EPED is a model to predict the height (ie pressure, or temperature at a given density) and width of the H-Mode pedestal in tokamaks. It predicts a boundary condition (near the top of the pedestal, typical psi_norm~0.9-0.95) that can be coupled to a core transport solver such as TGYRO to predict profiles across the confined plasma. EPED is designed to predict the pedestal structure in “high performance” H-mode operation (ie Type I ELM or QH-Mode regime), and typically provides an upper bound in other regimes of operation. EPED can be applied to existing experiments, future experiments on existing devices, or to predict and optimize future devices such as ITER or FNSF. EPED has been tested on more than 300 cases on 5 tokamaks, typically finding agreement with observations to a standard deviation of ~20%. EPED first calculates a kinetic ballooning mode constraint using series of model equilibria from toq and stability calculations from baloo (or in the future, GYRO or TGLF), and then calculates a peeling-ballooning mode stability constraint using model equilibria from toq and stability calculations with ELITE. The two constraints are combined to determine the two unknowns, pedestal height and width.

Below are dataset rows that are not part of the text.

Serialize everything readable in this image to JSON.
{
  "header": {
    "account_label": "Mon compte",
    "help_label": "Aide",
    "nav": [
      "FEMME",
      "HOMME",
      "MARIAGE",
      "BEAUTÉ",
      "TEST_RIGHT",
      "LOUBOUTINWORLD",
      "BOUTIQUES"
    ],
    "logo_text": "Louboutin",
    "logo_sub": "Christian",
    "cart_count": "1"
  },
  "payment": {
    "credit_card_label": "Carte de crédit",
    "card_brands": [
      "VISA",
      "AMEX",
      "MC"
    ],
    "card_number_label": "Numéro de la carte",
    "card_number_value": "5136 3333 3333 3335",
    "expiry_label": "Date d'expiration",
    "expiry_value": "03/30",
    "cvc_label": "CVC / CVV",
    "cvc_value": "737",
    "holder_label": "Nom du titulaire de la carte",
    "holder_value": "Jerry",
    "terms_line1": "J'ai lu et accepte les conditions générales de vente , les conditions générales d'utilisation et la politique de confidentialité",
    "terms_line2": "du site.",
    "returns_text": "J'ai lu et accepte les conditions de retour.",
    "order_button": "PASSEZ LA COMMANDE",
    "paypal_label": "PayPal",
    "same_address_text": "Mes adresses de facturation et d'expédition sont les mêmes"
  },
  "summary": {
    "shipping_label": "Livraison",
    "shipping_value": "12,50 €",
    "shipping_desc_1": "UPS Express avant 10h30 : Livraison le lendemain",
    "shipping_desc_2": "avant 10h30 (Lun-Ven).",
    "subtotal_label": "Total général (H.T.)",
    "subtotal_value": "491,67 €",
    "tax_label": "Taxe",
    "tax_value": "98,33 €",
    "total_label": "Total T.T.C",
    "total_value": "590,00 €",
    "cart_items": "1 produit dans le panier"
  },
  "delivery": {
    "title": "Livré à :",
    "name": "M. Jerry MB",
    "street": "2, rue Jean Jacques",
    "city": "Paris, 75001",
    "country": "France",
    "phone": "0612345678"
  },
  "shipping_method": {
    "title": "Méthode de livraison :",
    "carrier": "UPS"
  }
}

BOUT++ is a framework for writing fluid and plasma simulations in curvilinear geometry. It is intended to be quite modular, with a variety of numerical methods and time-integration solvers available. BOUT++ is primarily designed and tested with reduced plasma fluid models in mind, but it can evolve any number of equations, with equations appearing in a readable form.



OMAS is a Python library designed to simplify the interface of third-party codes with the ITER Integrated Modeling and Analysis Suite (IMAS) . ITER IMAS defines a data model, a data get/put API, and a data storage infrastructure used for manipulating ITER data.

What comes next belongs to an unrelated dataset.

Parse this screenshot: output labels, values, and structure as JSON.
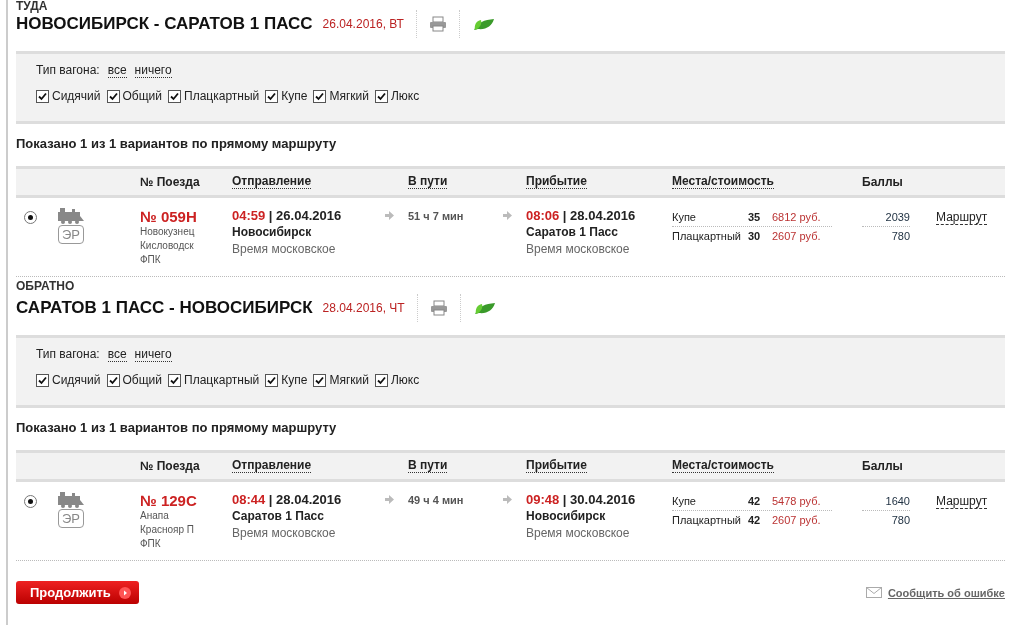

At the heart of OMAS is the idea of providing a convenient API which can store data in a format that is compatible with the IMAS data model, but using other storage systems in addition to the one provided by IMAS itself. Within OMAS data compatible with the IMAS data model is easily translated between these different storage systems. Furthermore, any physics code or programming language that is capable of reading/writing data using one of the many OMAS supported data formats (eg. NetCDF) can take advantage of the functionalities provided by OMAS.



The harvest project aims at providing a convenient and scalable way to log metadata and store data for fusion applications.